The next thing to do is to interpret the nature of the x-wave in the sense that we must look at how much it retraces into the territory of this a-b-c. We take a Fibonacci retracement tool and simply drag it from the start of the first a-b-c to its end. End then we check where the x-wave ends.

Double and Triple Combinations

If it retraces more than 61.8%, the market forms a complex correction with a large x-wave. Into this category we have double and triple threes, double and triple threes combinations, and so on. They are rarely forming – not so often like double or triple combinations. Double and triple combinations are patterns that have a small x-wave, meaning that the market retraces less than 61.8% of the first a-b-c.

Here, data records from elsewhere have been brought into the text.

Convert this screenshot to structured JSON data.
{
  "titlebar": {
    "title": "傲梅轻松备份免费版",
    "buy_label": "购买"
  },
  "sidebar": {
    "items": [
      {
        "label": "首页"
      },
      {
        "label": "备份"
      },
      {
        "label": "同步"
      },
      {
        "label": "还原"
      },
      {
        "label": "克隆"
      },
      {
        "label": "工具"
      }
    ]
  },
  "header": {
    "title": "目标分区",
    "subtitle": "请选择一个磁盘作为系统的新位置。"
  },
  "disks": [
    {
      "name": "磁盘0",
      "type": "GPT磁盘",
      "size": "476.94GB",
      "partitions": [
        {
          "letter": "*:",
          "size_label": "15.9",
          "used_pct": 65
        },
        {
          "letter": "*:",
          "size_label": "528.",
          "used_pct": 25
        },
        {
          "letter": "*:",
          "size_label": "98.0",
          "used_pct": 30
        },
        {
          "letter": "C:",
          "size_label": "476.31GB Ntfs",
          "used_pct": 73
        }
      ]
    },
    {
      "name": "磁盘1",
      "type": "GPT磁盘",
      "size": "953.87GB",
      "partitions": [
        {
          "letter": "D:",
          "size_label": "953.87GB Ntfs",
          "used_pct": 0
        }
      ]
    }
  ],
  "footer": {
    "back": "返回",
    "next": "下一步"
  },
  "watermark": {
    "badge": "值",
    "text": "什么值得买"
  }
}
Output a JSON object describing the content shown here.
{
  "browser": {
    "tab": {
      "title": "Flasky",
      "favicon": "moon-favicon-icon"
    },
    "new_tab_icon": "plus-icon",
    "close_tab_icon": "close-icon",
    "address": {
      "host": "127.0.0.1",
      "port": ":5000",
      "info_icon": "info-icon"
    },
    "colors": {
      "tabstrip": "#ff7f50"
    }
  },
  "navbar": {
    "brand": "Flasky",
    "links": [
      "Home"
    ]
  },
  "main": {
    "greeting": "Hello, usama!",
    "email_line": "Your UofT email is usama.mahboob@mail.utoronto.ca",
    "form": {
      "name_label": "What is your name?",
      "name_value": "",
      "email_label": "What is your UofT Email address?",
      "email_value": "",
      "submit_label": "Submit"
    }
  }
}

If the time that it took the c-wave to form expires, and the market goes like this, this is complex correction with a small x-wave. This structure is corrective as well, but of a lower degree. It could be a triangle, like this one, but here.

The x-wave can also be a complex correction – a double or a triple combination on its own. So, in this case, if this a-b-c is a simple correction, then there is no x-wave and the market must go like this.

But let’s assume that this is the end of the x-wave, right here, and then the market goes a-b-c. The price action that follows fails to fully retrace the c-wave in less than the time it took the market to form and the market goes like this. If we take 61.8% from here to here, we see that this x-wave actually fails to retrace more than 61.8%. It means that this is a complex correction, one with a small x-wave. Whenever you here this, the first thing to consider is a double or a triple combination because they are the most common ones. Or, a double zigzag or a triple zigzag.

Usually, double or triple combinations end with a triangle – like this one, or of a different shape, one that makes multiple lows, for example. This is called a double combination and we will discuss it on the next video as we will illustrate it on the chart with the EURUSD in front of us.

Sum Up

To sum up, x-waves are intervening waves, they connect two or three simple corrections, any complex correction does not have more than three simple corrections, they can be either simple or complex, and they are of two types (small and large). Those small travel less than 61.8% of the first a-b-c, and those large more than 61.8%.

Thank you for being here, bye bye.